**TASK GOAL:**
Could you count the lines below that include the word "JSON" and give only the number?

== Segment start ==

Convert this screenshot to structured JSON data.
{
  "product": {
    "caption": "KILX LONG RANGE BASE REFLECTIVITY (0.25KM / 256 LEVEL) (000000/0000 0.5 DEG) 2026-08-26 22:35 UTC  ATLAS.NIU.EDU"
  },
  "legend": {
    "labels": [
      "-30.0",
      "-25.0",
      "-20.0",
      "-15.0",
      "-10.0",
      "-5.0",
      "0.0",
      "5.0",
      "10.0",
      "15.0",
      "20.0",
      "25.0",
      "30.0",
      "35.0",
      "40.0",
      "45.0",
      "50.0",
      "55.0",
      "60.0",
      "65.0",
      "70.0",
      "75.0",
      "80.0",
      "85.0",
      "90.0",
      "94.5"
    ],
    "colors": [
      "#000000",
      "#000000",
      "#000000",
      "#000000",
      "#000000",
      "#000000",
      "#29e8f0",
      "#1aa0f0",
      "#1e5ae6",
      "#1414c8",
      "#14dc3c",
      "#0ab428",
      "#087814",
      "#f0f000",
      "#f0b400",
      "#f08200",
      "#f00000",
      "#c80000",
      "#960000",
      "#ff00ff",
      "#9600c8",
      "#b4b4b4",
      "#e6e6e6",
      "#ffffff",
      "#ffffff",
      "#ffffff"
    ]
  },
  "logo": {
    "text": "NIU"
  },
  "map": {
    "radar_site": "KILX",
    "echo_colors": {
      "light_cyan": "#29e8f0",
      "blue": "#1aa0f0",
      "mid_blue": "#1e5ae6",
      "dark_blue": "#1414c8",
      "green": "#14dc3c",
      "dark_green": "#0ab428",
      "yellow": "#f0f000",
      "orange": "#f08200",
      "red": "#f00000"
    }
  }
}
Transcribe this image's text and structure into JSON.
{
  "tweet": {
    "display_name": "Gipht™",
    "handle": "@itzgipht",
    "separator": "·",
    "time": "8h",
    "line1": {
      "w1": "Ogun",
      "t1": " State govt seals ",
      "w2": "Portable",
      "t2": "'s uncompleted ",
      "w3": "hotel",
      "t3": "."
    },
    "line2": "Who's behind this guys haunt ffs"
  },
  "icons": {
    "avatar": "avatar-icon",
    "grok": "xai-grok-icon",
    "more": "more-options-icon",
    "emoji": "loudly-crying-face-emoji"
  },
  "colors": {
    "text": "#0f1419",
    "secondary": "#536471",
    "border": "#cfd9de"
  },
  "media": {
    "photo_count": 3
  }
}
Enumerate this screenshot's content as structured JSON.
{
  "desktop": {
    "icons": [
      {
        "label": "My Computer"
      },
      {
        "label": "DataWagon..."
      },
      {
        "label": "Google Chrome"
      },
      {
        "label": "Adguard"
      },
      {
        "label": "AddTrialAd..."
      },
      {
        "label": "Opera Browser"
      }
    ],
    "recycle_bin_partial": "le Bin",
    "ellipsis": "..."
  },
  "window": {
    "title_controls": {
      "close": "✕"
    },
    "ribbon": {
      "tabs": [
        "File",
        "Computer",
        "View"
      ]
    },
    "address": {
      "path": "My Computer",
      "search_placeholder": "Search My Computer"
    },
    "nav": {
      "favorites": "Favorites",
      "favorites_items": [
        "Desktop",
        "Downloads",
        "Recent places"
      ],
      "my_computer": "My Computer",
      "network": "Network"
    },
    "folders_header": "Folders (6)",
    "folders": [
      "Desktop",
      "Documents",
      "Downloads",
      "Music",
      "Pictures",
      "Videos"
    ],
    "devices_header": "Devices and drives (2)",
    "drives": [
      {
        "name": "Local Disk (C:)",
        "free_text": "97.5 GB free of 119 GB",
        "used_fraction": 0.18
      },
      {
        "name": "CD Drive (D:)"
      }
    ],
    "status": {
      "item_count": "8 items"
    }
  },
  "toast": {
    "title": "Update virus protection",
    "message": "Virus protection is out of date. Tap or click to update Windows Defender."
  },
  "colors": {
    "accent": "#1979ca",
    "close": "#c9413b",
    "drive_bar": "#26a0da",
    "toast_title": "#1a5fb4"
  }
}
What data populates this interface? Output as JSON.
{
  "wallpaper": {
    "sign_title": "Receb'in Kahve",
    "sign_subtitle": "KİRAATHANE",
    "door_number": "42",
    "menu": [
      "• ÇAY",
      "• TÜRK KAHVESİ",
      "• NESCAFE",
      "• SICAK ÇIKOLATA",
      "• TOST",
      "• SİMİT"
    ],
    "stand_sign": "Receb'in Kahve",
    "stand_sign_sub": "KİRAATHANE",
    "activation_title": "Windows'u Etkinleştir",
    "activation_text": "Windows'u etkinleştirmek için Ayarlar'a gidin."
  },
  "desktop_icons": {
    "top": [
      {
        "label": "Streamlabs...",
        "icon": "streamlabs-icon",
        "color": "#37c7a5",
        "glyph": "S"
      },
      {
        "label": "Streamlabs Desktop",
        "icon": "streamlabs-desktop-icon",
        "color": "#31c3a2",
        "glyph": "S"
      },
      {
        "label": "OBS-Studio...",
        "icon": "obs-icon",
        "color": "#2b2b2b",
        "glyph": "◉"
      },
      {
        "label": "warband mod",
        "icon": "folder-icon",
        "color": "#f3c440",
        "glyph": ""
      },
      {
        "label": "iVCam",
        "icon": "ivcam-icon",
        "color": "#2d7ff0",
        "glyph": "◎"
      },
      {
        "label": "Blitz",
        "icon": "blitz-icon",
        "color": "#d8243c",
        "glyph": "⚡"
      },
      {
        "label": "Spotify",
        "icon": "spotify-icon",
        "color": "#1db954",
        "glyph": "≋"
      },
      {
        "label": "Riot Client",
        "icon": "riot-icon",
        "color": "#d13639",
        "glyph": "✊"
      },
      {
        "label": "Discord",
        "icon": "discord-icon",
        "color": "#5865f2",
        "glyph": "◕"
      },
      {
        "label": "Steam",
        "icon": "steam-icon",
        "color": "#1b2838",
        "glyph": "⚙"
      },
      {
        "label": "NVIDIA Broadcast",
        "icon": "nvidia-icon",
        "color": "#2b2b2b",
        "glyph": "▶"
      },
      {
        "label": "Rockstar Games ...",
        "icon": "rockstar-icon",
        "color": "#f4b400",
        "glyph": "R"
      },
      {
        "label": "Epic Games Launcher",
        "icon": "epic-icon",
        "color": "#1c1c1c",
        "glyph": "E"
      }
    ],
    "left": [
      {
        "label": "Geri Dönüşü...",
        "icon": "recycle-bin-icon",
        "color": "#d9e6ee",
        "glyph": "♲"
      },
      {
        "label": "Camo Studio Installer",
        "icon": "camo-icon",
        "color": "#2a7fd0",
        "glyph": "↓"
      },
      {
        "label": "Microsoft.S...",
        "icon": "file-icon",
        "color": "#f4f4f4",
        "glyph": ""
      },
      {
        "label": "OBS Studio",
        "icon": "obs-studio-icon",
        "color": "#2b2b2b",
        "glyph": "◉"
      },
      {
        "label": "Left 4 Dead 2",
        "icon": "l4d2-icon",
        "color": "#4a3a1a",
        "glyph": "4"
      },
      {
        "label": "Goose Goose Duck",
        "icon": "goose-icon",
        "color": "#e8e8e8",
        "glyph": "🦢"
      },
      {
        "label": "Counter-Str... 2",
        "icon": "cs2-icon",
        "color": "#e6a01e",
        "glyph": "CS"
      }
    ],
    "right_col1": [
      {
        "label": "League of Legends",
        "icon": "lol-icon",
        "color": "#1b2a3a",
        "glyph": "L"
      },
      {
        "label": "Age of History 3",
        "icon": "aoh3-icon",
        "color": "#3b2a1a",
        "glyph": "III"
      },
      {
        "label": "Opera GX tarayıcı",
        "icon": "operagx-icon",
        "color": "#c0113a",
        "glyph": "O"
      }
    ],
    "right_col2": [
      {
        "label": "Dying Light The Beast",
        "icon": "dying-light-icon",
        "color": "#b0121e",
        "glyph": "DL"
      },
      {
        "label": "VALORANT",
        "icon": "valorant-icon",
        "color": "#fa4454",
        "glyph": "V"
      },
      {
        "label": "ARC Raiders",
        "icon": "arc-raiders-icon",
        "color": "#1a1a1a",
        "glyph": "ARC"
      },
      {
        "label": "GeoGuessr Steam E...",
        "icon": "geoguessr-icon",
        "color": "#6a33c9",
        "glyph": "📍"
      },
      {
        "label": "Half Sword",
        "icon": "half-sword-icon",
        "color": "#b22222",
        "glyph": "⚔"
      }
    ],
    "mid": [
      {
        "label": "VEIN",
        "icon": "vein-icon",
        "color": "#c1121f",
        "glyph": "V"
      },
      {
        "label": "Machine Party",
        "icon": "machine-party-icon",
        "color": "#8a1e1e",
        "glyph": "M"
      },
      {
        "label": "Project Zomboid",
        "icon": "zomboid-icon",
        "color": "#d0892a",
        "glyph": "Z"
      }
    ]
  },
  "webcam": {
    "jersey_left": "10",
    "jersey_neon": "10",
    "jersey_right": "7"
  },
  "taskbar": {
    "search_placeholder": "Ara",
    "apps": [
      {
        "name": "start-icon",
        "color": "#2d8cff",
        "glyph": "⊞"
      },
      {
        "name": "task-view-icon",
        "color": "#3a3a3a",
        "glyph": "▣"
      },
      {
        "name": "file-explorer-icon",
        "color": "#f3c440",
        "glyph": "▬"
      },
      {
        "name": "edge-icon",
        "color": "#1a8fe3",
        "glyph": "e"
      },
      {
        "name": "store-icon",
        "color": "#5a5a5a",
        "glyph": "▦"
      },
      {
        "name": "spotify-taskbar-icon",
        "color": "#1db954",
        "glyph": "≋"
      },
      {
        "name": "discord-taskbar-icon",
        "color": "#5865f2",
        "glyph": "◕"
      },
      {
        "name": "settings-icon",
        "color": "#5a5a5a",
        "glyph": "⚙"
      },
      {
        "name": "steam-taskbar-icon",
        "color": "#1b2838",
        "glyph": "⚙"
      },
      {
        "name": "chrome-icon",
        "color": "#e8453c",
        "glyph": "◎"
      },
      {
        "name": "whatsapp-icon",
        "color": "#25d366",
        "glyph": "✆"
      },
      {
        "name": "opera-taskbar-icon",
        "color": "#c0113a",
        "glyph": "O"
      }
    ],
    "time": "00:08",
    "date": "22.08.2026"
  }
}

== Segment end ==

**YOUR SOLUTION:**
4